• **Aim of the exercise**:
Apart from the images, reproduce every record word for word.

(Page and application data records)
:::::
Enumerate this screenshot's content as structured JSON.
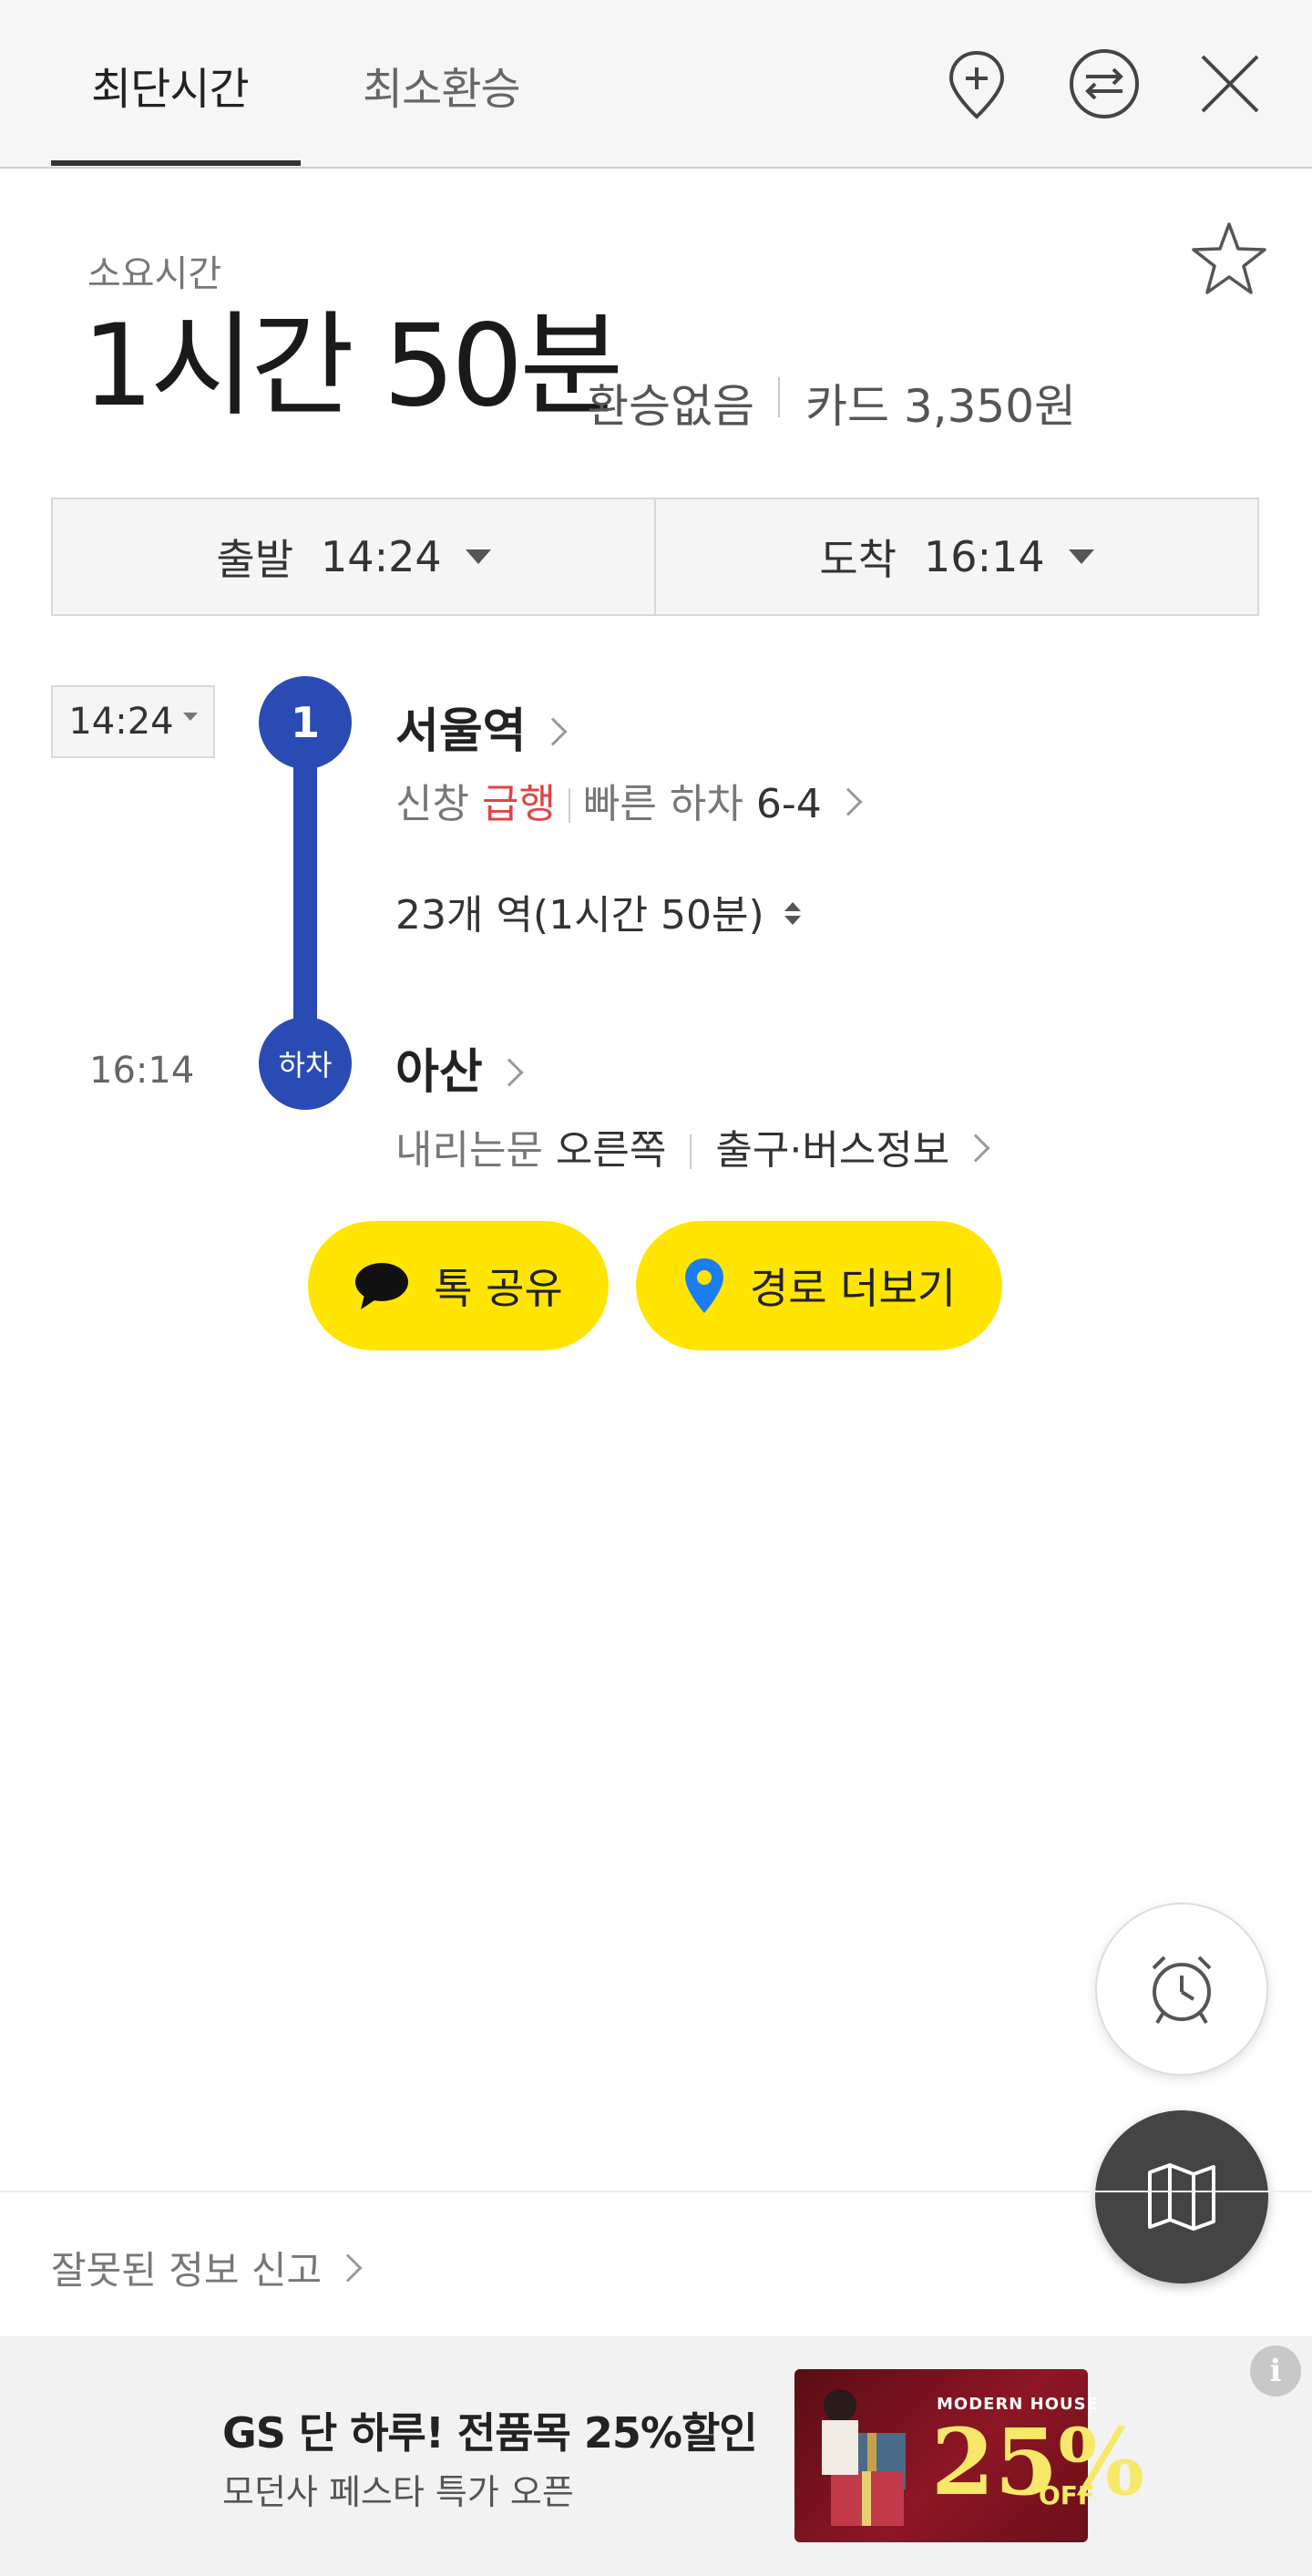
{
  "tabs": {
    "active": "최단시간",
    "inactive": "최소환승"
  },
  "icons": {
    "add_pin": "pin-plus-icon",
    "swap": "swap-route-icon",
    "close": "close-icon",
    "favorite": "star-icon",
    "alarm": "alarm-clock-icon",
    "map": "map-icon",
    "info": "info-icon",
    "share": "speech-bubble-icon",
    "route": "location-pin-icon"
  },
  "summary": {
    "label": "소요시간",
    "duration": "1시간 50분",
    "transfer": "환승없음",
    "fare": "카드 3,350원"
  },
  "selector": {
    "departure_label": "출발",
    "departure_time": "14:24",
    "arrival_label": "도착",
    "arrival_time": "16:14"
  },
  "route": {
    "board_time": "14:24",
    "line_number": "1",
    "line_color": "#2b4bb4",
    "from_station": "서울역",
    "direction": "신창",
    "train_type": "급행",
    "fast_exit_label": "빠른 하차",
    "fast_exit_value": "6-4",
    "stops_summary": "23개 역(1시간 50분)",
    "alight_badge": "하차",
    "arrive_time": "16:14",
    "to_station": "아산",
    "door_label": "내리는문",
    "door_side": "오른쪽",
    "exit_info": "출구·버스정보"
  },
  "actions": {
    "share_label": "톡 공유",
    "more_route_label": "경로 더보기"
  },
  "report": {
    "label": "잘못된 정보 신고"
  },
  "ad": {
    "title": "GS 단 하루! 전품목 25%할인",
    "subtitle": "모던사 페스타 특가 오픈",
    "brand": "MODERN HOUSE",
    "percent": "25%",
    "off": "OFF",
    "info": "i"
  },
  "colors": {
    "accent_yellow": "#ffe500",
    "express_red": "#e04444",
    "line_blue": "#2b4bb4"
  }
}
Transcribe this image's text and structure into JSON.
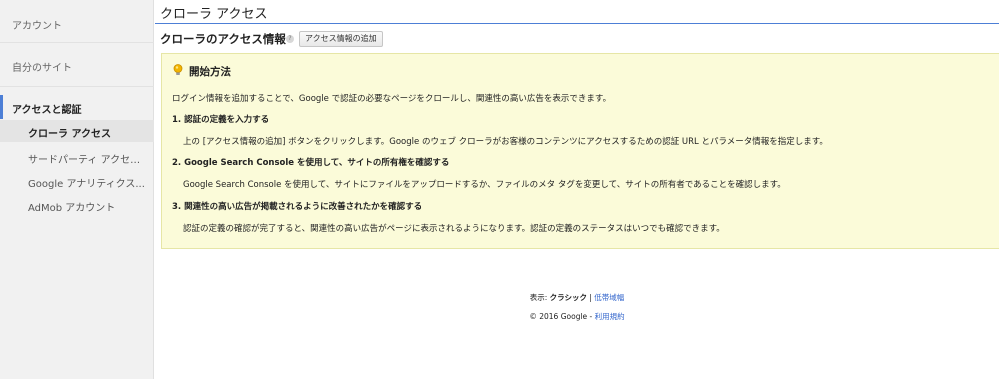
{
  "sidebar": {
    "account": "アカウント",
    "my_site": "自分のサイト",
    "group_title": "アクセスと認証",
    "items": [
      {
        "label": "クローラ アクセス"
      },
      {
        "label": "サードパーティ アクセス..."
      },
      {
        "label": "Google アナリティクス..."
      },
      {
        "label": "AdMob アカウント"
      }
    ]
  },
  "header": {
    "title": "クローラ アクセス"
  },
  "section": {
    "heading": "クローラのアクセス情報",
    "help": "?",
    "add_button": "アクセス情報の追加"
  },
  "info": {
    "title": "開始方法",
    "intro": "ログイン情報を追加することで、Google で認証の必要なページをクロールし、関連性の高い広告を表示できます。",
    "steps": [
      {
        "heading": "1. 認証の定義を入力する",
        "body": "上の [アクセス情報の追加] ボタンをクリックします。Google のウェブ クローラがお客様のコンテンツにアクセスするための認証 URL とパラメータ情報を指定します。"
      },
      {
        "heading": "2. Google Search Console を使用して、サイトの所有権を確認する",
        "body": "Google Search Console を使用して、サイトにファイルをアップロードするか、ファイルのメタ タグを変更して、サイトの所有者であることを確認します。"
      },
      {
        "heading": "3. 関連性の高い広告が掲載されるように改善されたかを確認する",
        "body": "認証の定義の確認が完了すると、関連性の高い広告がページに表示されるようになります。認証の定義のステータスはいつでも確認できます。"
      }
    ],
    "icon": "lightbulb-icon",
    "colors": {
      "background": "#fbfbd9",
      "accent": "#f2b400"
    }
  },
  "footer": {
    "display_label": "表示:",
    "classic": "クラシック",
    "separator": "|",
    "bandwidth": "低帯域幅",
    "copyright": "© 2016 Google -",
    "terms": "利用規約"
  },
  "colors": {
    "accent": "#4d7fd6",
    "link": "#3366cc",
    "sidebar_bg": "#f1f1f1"
  }
}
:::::
• **Answer box**:
Enumerate this screenshot's content as structured JSON.
{
  "tabs": {
    "active": "최단시간",
    "inactive": "최소환승"
  },
  "icons": {
    "add_pin": "pin-plus-icon",
    "swap": "swap-route-icon",
    "close": "close-icon",
    "favorite": "star-icon",
    "alarm": "alarm-clock-icon",
    "map": "map-icon",
    "info": "info-icon",
    "share": "speech-bubble-icon",
    "route": "location-pin-icon"
  },
  "summary": {
    "label": "소요시간",
    "duration": "1시간 50분",
    "transfer": "환승없음",
    "fare": "카드 3,350원"
  },
  "selector": {
    "departure_label": "출발",
    "departure_time": "14:24",
    "arrival_label": "도착",
    "arrival_time": "16:14"
  },
  "route": {
    "board_time": "14:24",
    "line_number": "1",
    "line_color": "#2b4bb4",
    "from_station": "서울역",
    "direction": "신창",
    "train_type": "급행",
    "fast_exit_label": "빠른 하차",
    "fast_exit_value": "6-4",
    "stops_summary": "23개 역(1시간 50분)",
    "alight_badge": "하차",
    "arrive_time": "16:14",
    "to_station": "아산",
    "door_label": "내리는문",
    "door_side": "오른쪽",
    "exit_info": "출구·버스정보"
  },
  "actions": {
    "share_label": "톡 공유",
    "more_route_label": "경로 더보기"
  },
  "report": {
    "label": "잘못된 정보 신고"
  },
  "ad": {
    "title": "GS 단 하루! 전품목 25%할인",
    "subtitle": "모던사 페스타 특가 오픈",
    "brand": "MODERN HOUSE",
    "percent": "25%",
    "off": "OFF",
    "info": "i"
  },
  "colors": {
    "accent_yellow": "#ffe500",
    "express_red": "#e04444",
    "line_blue": "#2b4bb4"
  }
}
Transcribe this image's text and structure into JSON.
{
  "sidebar": {
    "account": "アカウント",
    "my_site": "自分のサイト",
    "group_title": "アクセスと認証",
    "items": [
      {
        "label": "クローラ アクセス"
      },
      {
        "label": "サードパーティ アクセス..."
      },
      {
        "label": "Google アナリティクス..."
      },
      {
        "label": "AdMob アカウント"
      }
    ]
  },
  "header": {
    "title": "クローラ アクセス"
  },
  "section": {
    "heading": "クローラのアクセス情報",
    "help": "?",
    "add_button": "アクセス情報の追加"
  },
  "info": {
    "title": "開始方法",
    "intro": "ログイン情報を追加することで、Google で認証の必要なページをクロールし、関連性の高い広告を表示できます。",
    "steps": [
      {
        "heading": "1. 認証の定義を入力する",
        "body": "上の [アクセス情報の追加] ボタンをクリックします。Google のウェブ クローラがお客様のコンテンツにアクセスするための認証 URL とパラメータ情報を指定します。"
      },
      {
        "heading": "2. Google Search Console を使用して、サイトの所有権を確認する",
        "body": "Google Search Console を使用して、サイトにファイルをアップロードするか、ファイルのメタ タグを変更して、サイトの所有者であることを確認します。"
      },
      {
        "heading": "3. 関連性の高い広告が掲載されるように改善されたかを確認する",
        "body": "認証の定義の確認が完了すると、関連性の高い広告がページに表示されるようになります。認証の定義のステータスはいつでも確認できます。"
      }
    ],
    "icon": "lightbulb-icon",
    "colors": {
      "background": "#fbfbd9",
      "accent": "#f2b400"
    }
  },
  "footer": {
    "display_label": "表示:",
    "classic": "クラシック",
    "separator": "|",
    "bandwidth": "低帯域幅",
    "copyright": "© 2016 Google -",
    "terms": "利用規約"
  },
  "colors": {
    "accent": "#4d7fd6",
    "link": "#3366cc",
    "sidebar_bg": "#f1f1f1"
  }
}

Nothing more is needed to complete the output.